What can contemporary practices of Muslim giving to the poor reveal about the ongoing structural violence of our global regime of capitalism? Drawing on theories of racial capitalism, this talk analyzes the way that Muslims both constitute and are constituted by racialized trajectories of capital in the distribution of zakat, the obligatory giving foundational to Islam. Ethnographic accounts of zakat distribution chronicle Muslim contestation over the question of a viable, ethical Islamic life in the capitalist context of human disposability. Zakat thus emerges as a practice through which Muslims explore the possibility of containing or transforming capitalist violence.

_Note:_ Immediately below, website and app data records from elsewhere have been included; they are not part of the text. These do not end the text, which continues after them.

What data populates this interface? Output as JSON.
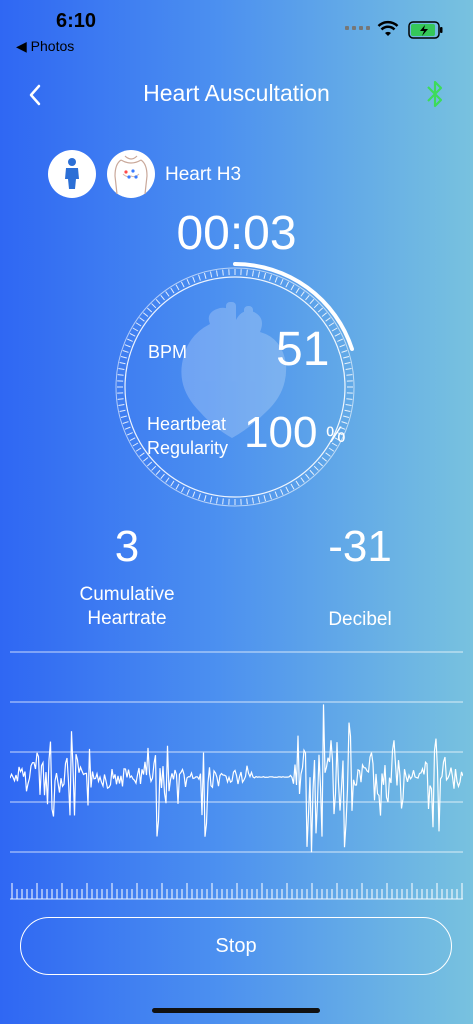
{
  "status_bar": {
    "time": "6:10",
    "back_app": "◀ Photos"
  },
  "nav": {
    "title": "Heart Auscultation"
  },
  "patient": {
    "position_label": "Heart H3"
  },
  "timer": "00:03",
  "dial": {
    "progress_fraction": 0.2,
    "bpm_label": "BPM",
    "bpm_value": "51",
    "regularity_label_1": "Heartbeat",
    "regularity_label_2": "Regularity",
    "regularity_value": "100",
    "regularity_unit": "%"
  },
  "stats": {
    "cumulative_value": "3",
    "cumulative_label_1": "Cumulative",
    "cumulative_label_2": "Heartrate",
    "decibel_value": "-31",
    "decibel_label": "Decibel"
  },
  "stop_label": "Stop",
  "colors": {
    "bluetooth": "#3ddc5a",
    "bg_left": "#2f67f3",
    "bg_right": "#78c2df"
  },
  "icons": [
    "back-chevron-icon",
    "bluetooth-icon",
    "person-icon",
    "chest-body-icon",
    "wifi-icon",
    "battery-icon",
    "heart-icon"
  ]
}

Dr. Danielle Widmann Abraham is Associate Professor of Islamic Studies and Comparative Religion at Ursinus College, where she holds the Wright Chair in Middle East Studies. She has conducted field research on zakat in South Asia and the United States, and studies Islamic ethics through the lens of lived religion.